[Activity]: Please show every line from the entries that carries the word "text".

Data provided Block Start

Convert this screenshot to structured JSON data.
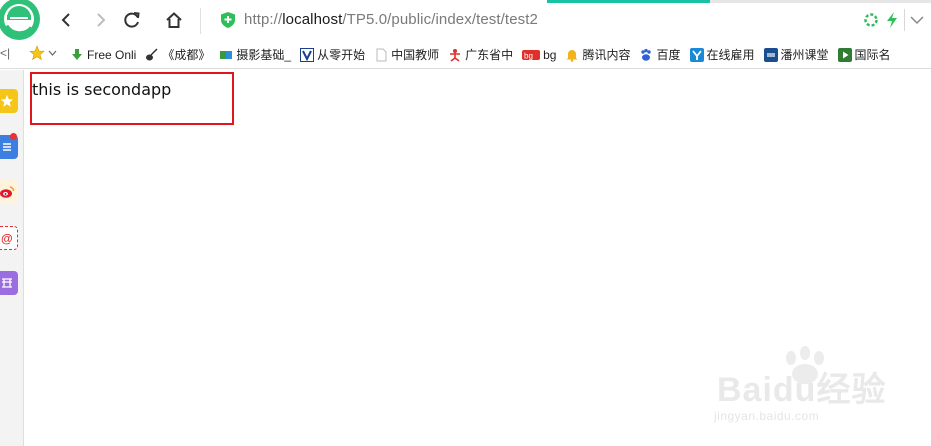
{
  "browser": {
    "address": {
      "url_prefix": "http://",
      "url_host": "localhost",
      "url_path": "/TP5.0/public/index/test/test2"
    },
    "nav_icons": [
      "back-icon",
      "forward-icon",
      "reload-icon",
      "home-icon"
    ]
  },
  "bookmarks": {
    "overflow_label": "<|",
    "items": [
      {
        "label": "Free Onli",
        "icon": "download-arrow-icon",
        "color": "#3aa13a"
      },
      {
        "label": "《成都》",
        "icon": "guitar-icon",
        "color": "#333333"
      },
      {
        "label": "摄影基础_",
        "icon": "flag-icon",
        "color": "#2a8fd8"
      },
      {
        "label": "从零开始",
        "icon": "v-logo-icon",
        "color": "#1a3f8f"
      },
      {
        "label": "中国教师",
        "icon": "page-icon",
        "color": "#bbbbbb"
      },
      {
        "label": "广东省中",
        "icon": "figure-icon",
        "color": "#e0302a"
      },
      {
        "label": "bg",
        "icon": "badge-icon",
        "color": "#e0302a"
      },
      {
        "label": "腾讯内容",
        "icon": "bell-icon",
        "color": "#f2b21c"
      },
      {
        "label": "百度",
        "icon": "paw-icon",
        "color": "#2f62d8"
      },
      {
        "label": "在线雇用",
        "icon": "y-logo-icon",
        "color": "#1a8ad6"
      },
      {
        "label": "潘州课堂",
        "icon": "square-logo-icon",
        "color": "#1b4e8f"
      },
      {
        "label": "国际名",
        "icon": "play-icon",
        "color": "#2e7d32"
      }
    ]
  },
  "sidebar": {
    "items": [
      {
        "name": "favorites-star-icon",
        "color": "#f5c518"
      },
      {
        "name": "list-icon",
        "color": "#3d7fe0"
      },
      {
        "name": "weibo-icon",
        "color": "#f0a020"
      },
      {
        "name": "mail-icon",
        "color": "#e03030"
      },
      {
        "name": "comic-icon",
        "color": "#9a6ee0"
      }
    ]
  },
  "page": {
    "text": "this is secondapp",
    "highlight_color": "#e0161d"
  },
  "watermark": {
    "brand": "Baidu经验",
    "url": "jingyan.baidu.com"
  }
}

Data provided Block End
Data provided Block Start

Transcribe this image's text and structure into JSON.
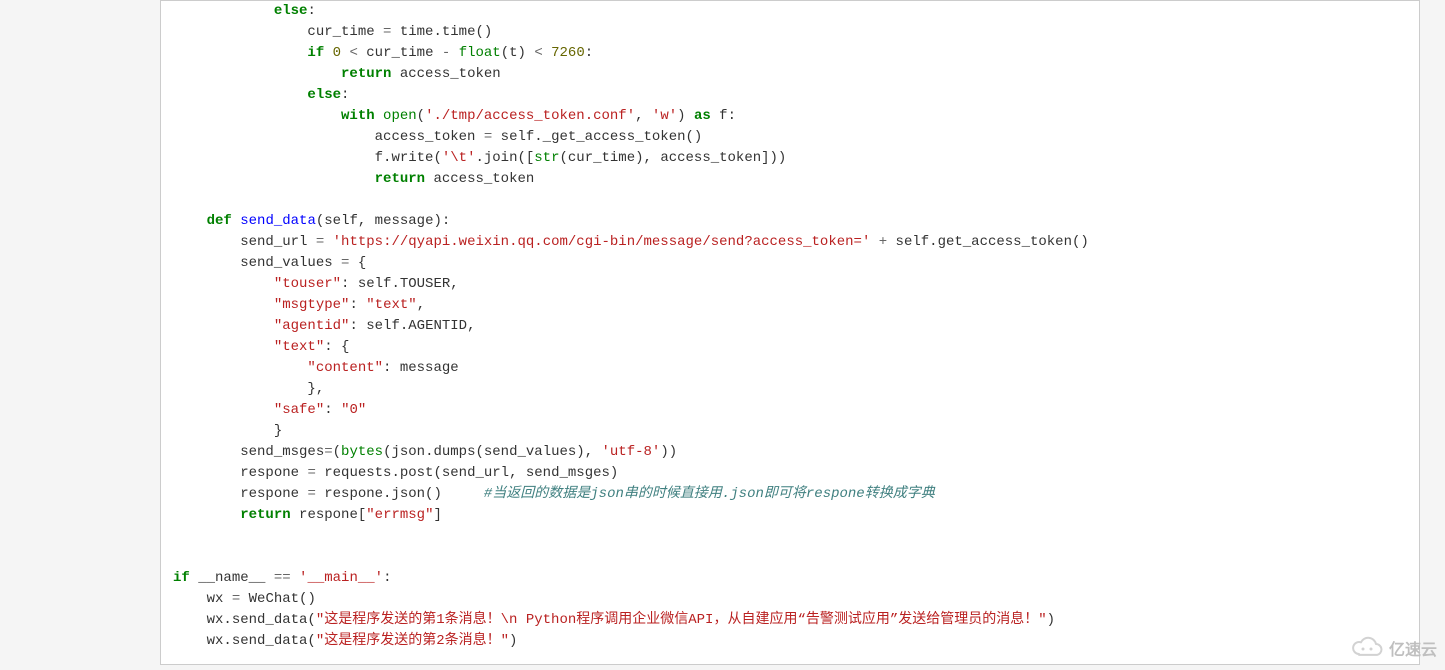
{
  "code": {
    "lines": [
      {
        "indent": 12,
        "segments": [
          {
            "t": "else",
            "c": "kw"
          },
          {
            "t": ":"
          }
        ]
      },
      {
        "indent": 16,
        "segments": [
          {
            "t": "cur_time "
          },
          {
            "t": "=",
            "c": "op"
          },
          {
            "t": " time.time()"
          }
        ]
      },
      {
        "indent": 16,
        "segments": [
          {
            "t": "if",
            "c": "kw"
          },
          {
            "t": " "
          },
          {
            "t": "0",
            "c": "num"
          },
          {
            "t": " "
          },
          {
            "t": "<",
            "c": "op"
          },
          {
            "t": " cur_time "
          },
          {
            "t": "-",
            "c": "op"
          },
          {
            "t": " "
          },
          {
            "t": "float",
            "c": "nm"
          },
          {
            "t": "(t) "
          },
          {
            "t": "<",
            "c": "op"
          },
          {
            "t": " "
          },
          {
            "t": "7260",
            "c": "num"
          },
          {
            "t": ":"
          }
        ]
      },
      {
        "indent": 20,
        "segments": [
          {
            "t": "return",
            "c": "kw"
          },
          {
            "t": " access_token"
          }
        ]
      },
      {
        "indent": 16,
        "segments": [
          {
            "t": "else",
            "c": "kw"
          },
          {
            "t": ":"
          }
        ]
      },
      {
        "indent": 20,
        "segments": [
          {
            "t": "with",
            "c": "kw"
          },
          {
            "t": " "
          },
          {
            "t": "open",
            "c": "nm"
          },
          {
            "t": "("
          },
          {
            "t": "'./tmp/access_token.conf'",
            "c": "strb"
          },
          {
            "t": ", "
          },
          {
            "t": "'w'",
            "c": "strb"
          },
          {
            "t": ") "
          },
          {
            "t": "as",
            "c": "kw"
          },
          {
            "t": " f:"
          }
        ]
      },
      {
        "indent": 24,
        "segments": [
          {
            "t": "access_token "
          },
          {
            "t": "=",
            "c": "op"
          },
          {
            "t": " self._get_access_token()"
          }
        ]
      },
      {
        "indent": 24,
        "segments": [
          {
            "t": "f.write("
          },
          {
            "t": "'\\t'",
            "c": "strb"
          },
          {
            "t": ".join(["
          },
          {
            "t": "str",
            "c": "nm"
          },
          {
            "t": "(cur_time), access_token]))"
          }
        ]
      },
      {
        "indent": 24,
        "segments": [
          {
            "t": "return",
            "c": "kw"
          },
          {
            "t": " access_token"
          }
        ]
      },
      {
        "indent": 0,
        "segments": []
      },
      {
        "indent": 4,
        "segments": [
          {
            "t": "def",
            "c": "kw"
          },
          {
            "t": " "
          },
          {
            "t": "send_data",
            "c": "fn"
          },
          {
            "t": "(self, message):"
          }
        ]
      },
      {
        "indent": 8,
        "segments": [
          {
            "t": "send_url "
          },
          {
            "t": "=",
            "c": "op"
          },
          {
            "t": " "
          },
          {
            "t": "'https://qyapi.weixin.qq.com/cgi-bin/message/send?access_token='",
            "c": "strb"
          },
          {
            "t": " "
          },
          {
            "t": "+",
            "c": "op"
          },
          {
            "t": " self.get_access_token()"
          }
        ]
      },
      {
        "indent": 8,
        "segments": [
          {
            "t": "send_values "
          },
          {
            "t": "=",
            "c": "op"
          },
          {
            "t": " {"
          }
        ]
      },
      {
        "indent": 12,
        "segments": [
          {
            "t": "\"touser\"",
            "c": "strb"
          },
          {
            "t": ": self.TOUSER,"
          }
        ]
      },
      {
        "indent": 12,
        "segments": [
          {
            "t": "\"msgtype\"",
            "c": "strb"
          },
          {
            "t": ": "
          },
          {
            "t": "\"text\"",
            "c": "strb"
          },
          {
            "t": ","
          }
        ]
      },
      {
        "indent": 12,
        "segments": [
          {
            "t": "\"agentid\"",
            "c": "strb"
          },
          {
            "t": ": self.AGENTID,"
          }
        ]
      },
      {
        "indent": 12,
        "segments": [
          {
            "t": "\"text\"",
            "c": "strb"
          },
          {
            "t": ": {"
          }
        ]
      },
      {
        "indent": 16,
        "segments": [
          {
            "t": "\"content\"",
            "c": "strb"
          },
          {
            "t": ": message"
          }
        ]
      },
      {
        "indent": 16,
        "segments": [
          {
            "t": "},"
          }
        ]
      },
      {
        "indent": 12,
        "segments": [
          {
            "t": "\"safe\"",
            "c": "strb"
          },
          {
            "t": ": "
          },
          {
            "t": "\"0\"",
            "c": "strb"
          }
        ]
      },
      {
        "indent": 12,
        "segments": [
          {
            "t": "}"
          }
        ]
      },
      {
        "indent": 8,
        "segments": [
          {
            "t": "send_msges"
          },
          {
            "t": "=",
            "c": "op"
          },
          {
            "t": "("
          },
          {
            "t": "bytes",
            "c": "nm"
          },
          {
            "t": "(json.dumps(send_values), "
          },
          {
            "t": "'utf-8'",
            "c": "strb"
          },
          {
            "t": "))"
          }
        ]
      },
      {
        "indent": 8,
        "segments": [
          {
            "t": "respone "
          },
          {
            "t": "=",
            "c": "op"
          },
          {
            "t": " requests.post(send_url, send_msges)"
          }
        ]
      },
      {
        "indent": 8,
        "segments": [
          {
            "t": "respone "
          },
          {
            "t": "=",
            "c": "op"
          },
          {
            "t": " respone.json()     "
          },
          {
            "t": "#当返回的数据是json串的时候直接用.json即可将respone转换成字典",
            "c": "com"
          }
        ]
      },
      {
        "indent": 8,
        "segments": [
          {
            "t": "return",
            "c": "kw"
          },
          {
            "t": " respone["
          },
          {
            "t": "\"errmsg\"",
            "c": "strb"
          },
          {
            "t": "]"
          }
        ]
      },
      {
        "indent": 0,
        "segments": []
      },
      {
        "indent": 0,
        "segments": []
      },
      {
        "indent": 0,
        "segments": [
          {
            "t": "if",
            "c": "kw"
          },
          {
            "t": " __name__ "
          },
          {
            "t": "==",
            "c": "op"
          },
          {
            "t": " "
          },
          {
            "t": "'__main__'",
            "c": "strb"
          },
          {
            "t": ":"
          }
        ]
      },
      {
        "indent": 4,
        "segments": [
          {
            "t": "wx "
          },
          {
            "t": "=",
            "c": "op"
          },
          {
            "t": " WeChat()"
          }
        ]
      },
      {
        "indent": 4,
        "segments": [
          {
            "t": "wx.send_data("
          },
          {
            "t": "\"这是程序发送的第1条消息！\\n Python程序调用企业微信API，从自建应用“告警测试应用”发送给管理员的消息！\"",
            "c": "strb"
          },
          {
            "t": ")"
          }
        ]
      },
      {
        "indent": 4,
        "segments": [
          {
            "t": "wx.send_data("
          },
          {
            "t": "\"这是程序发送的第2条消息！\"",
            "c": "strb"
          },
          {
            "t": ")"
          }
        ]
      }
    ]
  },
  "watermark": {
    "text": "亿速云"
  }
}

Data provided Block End
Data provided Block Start

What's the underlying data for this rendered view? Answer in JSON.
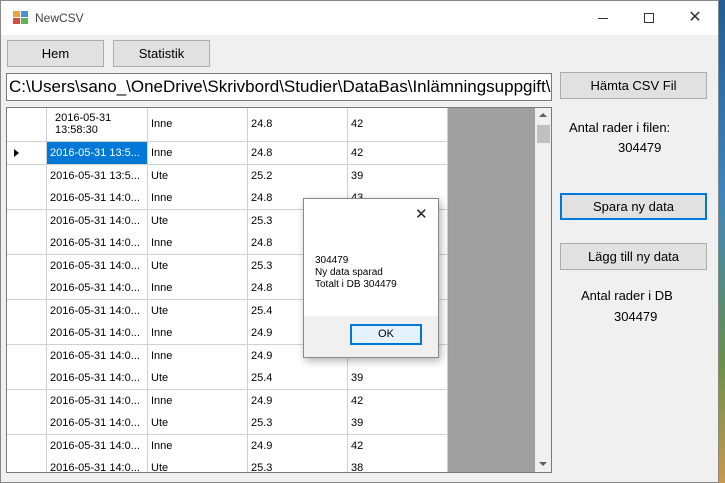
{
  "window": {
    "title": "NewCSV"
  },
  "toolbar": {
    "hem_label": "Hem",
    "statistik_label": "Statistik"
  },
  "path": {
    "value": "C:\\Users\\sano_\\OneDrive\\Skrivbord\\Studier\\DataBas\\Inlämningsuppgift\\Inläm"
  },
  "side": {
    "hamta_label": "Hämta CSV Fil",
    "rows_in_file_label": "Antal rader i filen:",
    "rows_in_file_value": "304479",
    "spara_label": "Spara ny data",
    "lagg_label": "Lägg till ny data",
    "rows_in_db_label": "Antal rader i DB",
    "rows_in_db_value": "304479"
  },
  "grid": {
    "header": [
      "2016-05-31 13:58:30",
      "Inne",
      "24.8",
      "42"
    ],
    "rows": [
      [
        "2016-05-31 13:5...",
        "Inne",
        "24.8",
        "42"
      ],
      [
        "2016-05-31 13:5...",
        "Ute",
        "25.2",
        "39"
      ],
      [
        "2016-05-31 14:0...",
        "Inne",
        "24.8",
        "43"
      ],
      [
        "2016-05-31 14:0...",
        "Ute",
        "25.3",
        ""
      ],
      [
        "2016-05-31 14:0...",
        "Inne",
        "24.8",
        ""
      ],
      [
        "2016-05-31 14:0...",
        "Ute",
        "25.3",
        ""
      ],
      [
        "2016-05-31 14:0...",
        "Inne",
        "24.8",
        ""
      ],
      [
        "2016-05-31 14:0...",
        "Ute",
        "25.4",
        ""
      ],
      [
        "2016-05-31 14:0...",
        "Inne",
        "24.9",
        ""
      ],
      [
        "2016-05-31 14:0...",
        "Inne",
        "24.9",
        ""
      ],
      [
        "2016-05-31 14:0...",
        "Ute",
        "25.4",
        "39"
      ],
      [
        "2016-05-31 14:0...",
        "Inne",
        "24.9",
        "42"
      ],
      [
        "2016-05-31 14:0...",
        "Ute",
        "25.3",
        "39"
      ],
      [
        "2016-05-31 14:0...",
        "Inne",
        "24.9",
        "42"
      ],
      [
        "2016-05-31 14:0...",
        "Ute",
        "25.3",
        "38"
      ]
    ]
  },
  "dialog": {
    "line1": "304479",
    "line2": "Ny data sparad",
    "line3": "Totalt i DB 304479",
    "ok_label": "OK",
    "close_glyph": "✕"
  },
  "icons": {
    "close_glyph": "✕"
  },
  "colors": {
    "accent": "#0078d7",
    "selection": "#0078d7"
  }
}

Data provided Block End

[Problem solution]:
    "text": "this is secondapp",
Transcribe this image's text and structure into JSON.
            "t": "\"text\"",
            "t": "\"text\"",
    "text": "亿速云"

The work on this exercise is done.